By Eric Stevick, Herald Writer
LAKE STEVENS — On the night of Oct. 8, Hoss and Lexi greeted their owners by running circles around their gravel driveway followed by their trademark sprint into a field.
Hoss, a 10-year-old red heeler, liked to lead the charge and quickly ducked out into the tall grass under darkness.
This time Hoss didn’t return.
Terry and Brandy Countryman knew immediately that something was wrong. Hoss always came loping back when they called his name.
After 10 minutes, they went to look for Hoss. They searched the pitch-black field for about 20 minutes.
At Terry’s command, a frightened Lexi led him to Hoss’ gutted carcass.
The 50-pound dog had been stripped of his flesh and fur from the back of his neck to his tail.
The Countymans never heard a thing, not a yelp; not a whimper.
The Countrymans called the state Department of Fish and Wildlife to report a cougar attack.
A neighbor whose home is a few hundred yards away spotted a cougar within a day of the attack.

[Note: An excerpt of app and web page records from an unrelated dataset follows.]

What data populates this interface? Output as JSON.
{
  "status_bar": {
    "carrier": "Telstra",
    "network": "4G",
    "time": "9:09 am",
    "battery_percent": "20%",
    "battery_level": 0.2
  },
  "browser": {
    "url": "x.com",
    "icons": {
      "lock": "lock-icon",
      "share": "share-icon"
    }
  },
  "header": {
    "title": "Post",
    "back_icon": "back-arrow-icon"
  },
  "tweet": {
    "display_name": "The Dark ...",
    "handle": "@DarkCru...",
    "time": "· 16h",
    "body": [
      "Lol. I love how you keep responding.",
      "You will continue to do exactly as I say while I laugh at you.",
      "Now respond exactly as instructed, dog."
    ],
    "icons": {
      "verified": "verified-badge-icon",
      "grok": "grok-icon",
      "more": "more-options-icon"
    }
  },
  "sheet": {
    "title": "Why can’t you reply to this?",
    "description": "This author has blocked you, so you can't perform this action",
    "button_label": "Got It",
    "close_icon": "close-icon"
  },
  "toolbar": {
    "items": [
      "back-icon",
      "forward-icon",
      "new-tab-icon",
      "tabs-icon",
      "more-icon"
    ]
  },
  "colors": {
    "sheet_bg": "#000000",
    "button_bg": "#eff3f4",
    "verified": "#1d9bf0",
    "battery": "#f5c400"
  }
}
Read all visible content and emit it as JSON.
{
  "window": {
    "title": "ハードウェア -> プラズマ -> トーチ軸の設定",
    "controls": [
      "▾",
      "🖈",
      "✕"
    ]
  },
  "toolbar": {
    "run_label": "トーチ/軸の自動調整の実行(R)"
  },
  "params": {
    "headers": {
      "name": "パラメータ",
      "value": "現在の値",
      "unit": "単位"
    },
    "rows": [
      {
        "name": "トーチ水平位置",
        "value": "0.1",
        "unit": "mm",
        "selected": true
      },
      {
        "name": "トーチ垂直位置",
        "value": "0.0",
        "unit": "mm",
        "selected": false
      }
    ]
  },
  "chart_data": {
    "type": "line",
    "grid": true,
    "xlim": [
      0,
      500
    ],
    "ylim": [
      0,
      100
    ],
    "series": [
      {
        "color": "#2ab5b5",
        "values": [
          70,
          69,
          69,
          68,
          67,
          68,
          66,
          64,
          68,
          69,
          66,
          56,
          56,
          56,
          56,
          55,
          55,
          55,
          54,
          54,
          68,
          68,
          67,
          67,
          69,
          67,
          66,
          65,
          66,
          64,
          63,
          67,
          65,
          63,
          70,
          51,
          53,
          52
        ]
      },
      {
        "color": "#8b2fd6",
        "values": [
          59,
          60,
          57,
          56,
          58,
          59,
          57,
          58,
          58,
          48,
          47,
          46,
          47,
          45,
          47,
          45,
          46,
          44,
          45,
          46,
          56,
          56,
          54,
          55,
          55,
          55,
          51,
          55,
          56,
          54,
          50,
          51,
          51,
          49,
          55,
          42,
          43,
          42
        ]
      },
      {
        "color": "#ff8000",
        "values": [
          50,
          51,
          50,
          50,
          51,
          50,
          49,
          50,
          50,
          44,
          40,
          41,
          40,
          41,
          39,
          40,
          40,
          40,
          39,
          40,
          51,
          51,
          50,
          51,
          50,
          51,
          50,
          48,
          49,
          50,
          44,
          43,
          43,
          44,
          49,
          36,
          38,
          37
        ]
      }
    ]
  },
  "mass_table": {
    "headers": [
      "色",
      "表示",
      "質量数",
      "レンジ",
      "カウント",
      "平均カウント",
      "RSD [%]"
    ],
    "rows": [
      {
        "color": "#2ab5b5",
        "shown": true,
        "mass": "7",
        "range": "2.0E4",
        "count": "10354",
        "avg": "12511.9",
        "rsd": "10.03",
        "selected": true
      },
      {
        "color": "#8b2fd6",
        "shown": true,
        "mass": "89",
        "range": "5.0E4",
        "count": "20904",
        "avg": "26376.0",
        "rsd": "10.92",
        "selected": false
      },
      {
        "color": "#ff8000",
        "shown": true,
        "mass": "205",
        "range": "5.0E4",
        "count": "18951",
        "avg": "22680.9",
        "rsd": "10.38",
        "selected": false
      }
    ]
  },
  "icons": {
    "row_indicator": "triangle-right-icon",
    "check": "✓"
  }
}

Another neighbor reported seeing a smaller bobcat in the area.
“I want to let people know that there’s a cougar or a bobcat or both in the area and to be aware,” Countryman said Wednesday.
Their neighborhood is off 123rd Street and north of Highway 92. It is near a stretch of the Centennial Trail north of Lake Stevens.
Neighbor JoAnne Bogart isn’t taking any chances with her two grandchildren.
She now tells the youngest: You cannot go outside and play without Grandma.
“You hate to scare them,” she added.
Washington state has a healthy cougar population. In 2008, there was estimated to be 2,000 to 2,500 animals, according to a Fish and Wildlife fact sheet.
Adult cougars typically prey on deer, elk, moose, mountain goats and wild sheep, with deer being the preferred and most common prey.
Wildlife offices throughout the state receive hundreds of calls a year reporting sightings, attacks on livestock and pets, and confrontations between cougars and humans. The confrontations are increasing as suburban sprawl claims more cougar habitat, officials say.
Eric Stevick: 425-339-3446, email@example.com
What to do
If you encounter a cougar:
Stop, stand tall and don’t run.
Pick up small children. Don’t run. A cougar’s instinct is to chase.
Do not approach the animal, especially if it is near a kill or with kittens.
Try to appear larger than the cougar. Never take your eyes off the animal or turn your back. Do not crouch down or try to hide.
If the animal displays aggressive behavior, shout, wave your arms and throw rocks. The idea is to convince the cougar that you are not prey but a potential danger.
If the cougar attacks, fight back aggressively and try to stay on your feet. Cougars have been driven away by people who have fought back.
Source: State Department of Fish and Wildlife